- _Exercise instructions_: All lines in the entries below that hold "icon" make up the answer.

- _Records shown_:
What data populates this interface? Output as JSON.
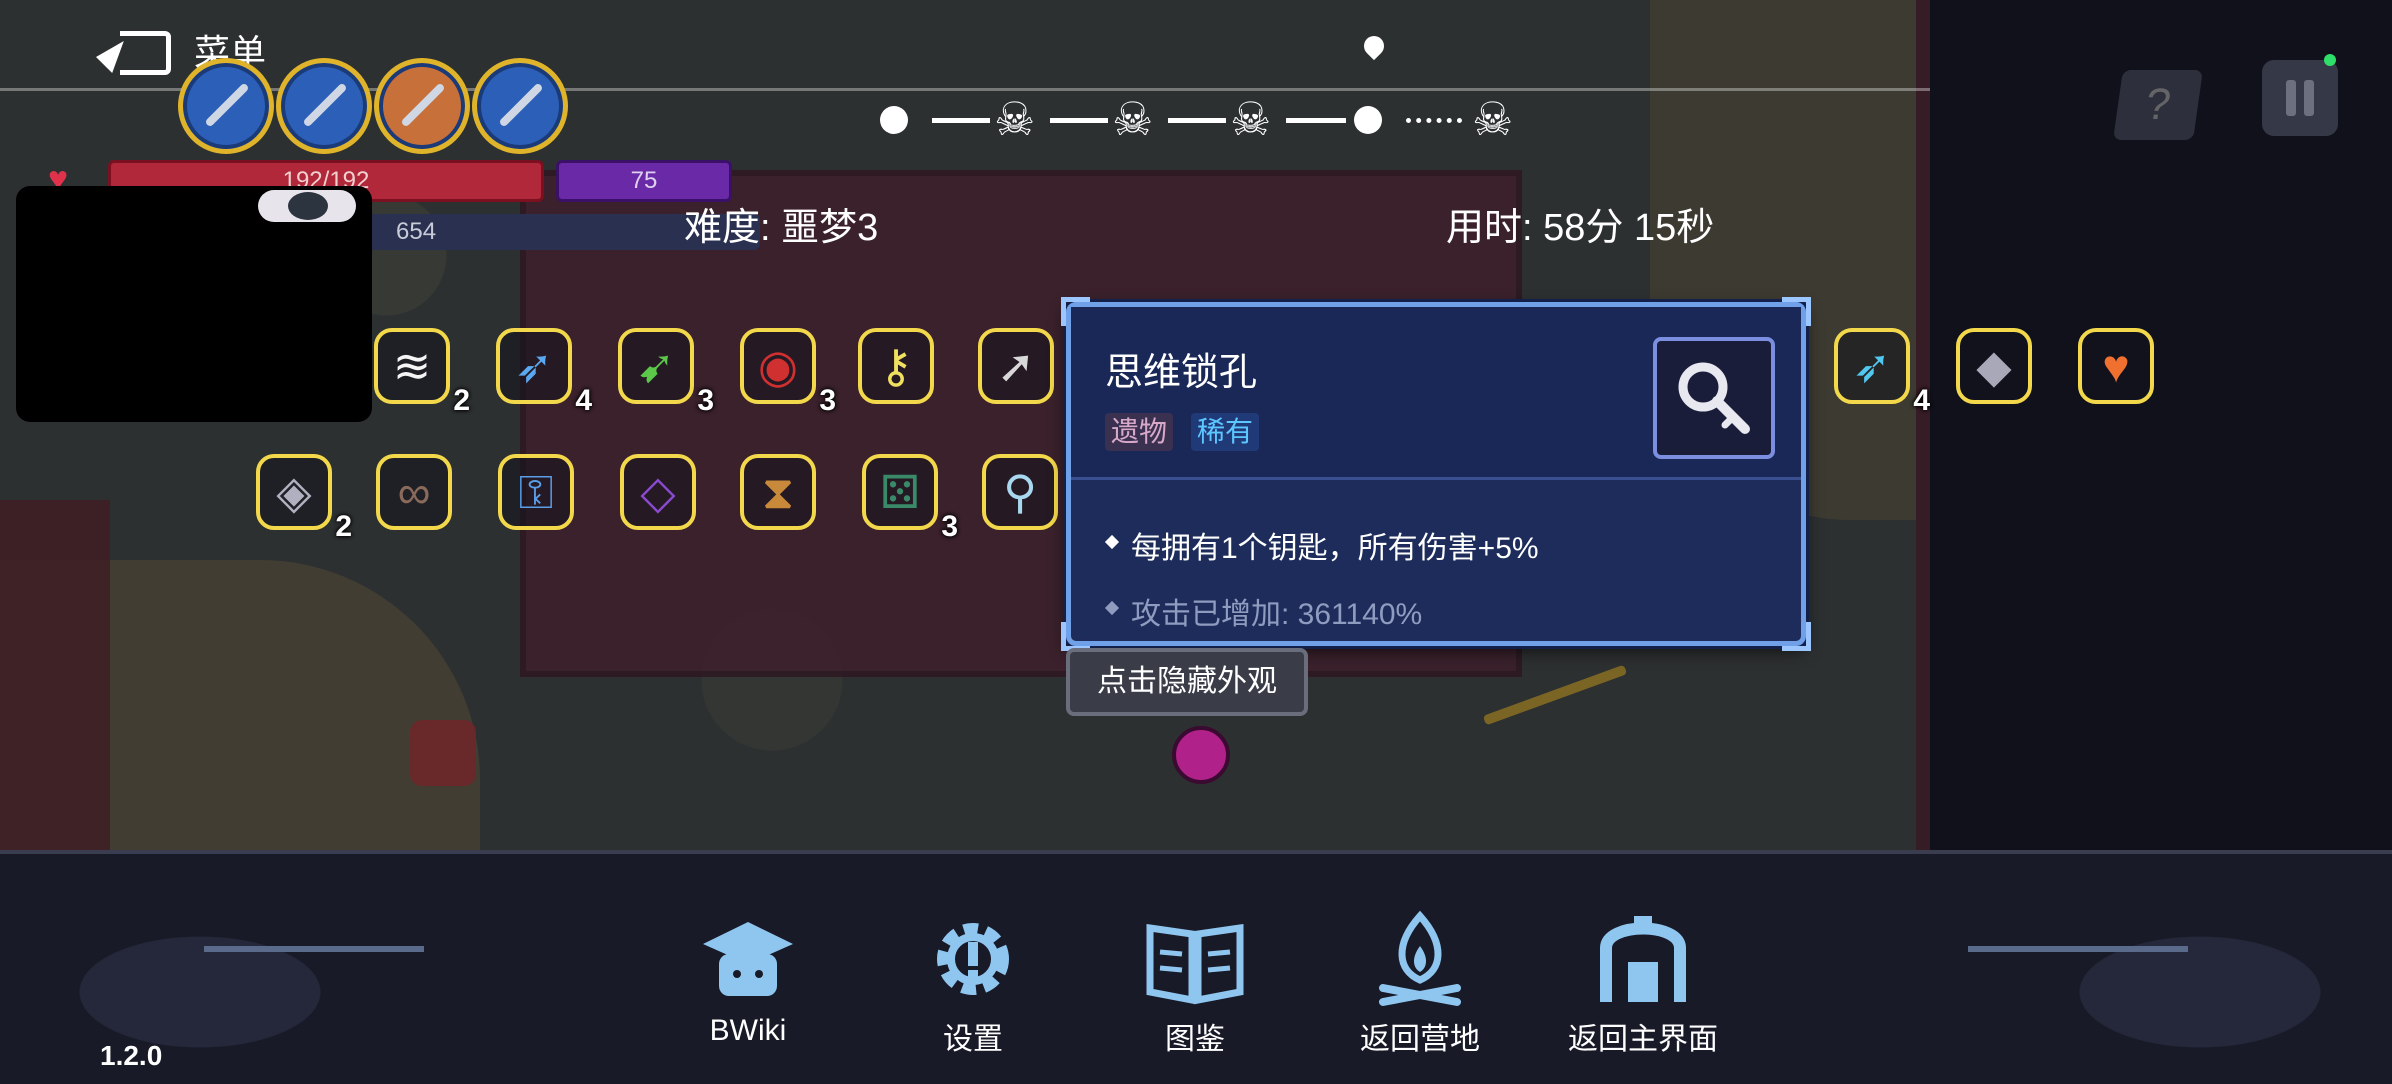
{
  "top_bar": {
    "menu_label": "菜单",
    "hp_text": "192/192",
    "mp_text": "75",
    "shield_text": "654"
  },
  "stage": {
    "difficulty": "难度: 噩梦3",
    "time_used": "用时: 58分 15秒"
  },
  "relics_row1": [
    {
      "name": "fang-jaw",
      "count": "2",
      "color": "#f5f5f5",
      "glyph": "≋"
    },
    {
      "name": "blue-crossbow",
      "count": "4",
      "color": "#5aa8f0",
      "glyph": "➶"
    },
    {
      "name": "green-arrow",
      "count": "3",
      "color": "#5cc84a",
      "glyph": "➹"
    },
    {
      "name": "red-eye-horn",
      "count": "3",
      "color": "#d03030",
      "glyph": "◉"
    },
    {
      "name": "thought-keyhole",
      "count": "",
      "color": "#f0e060",
      "glyph": "⚷"
    },
    {
      "name": "plus-arrow",
      "count": "",
      "color": "#d8d8d8",
      "glyph": "➚"
    }
  ],
  "relics_row1_right": [
    {
      "name": "ice-crossbow",
      "count": "4",
      "color": "#50c8f0",
      "glyph": "➶"
    },
    {
      "name": "crystal-shard",
      "count": "",
      "color": "#a8a8b8",
      "glyph": "◆"
    },
    {
      "name": "heart",
      "count": "",
      "color": "#f07030",
      "glyph": "♥"
    }
  ],
  "relics_row2": [
    {
      "name": "stone-fragment",
      "count": "2",
      "color": "#b0b0c0",
      "glyph": "◈"
    },
    {
      "name": "chain",
      "count": "",
      "color": "#8a6a5a",
      "glyph": "∞"
    },
    {
      "name": "blue-key",
      "count": "",
      "color": "#5a9ee8",
      "glyph": "⚿"
    },
    {
      "name": "purple-gem-box",
      "count": "",
      "color": "#8a4ad0",
      "glyph": "◇"
    },
    {
      "name": "hourglass",
      "count": "",
      "color": "#c88a3a",
      "glyph": "⧗"
    },
    {
      "name": "dice",
      "count": "3",
      "color": "#3a8a6a",
      "glyph": "⚄"
    },
    {
      "name": "magnifier",
      "count": "",
      "color": "#a8d8f0",
      "glyph": "⚲"
    }
  ],
  "tooltip": {
    "title": "思维锁孔",
    "tag_type": "遗物",
    "tag_rarity": "稀有",
    "effect": "每拥有1个钥匙，所有伤害+5%",
    "bonus": "攻击已增加: 361140%"
  },
  "hide_button": "点击隐藏外观",
  "bottom_nav": [
    {
      "label": "BWiki",
      "icon": "graduation-cap-icon"
    },
    {
      "label": "设置",
      "icon": "gear-icon"
    },
    {
      "label": "图鉴",
      "icon": "book-icon"
    },
    {
      "label": "返回营地",
      "icon": "campfire-icon"
    },
    {
      "label": "返回主界面",
      "icon": "arch-gate-icon"
    }
  ],
  "version": "1.2.0",
  "colors": {
    "tooltip_bg": "#1d2c5a",
    "tooltip_border": "#6fa0e8",
    "rarity_blue": "#5cc6ff",
    "relic_frame": "#f2d84a"
  }
}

- _Output of the exercise_:
      "icon": "graduation-cap-icon"
      "icon": "gear-icon"
      "icon": "book-icon"
      "icon": "campfire-icon"
      "icon": "arch-gate-icon"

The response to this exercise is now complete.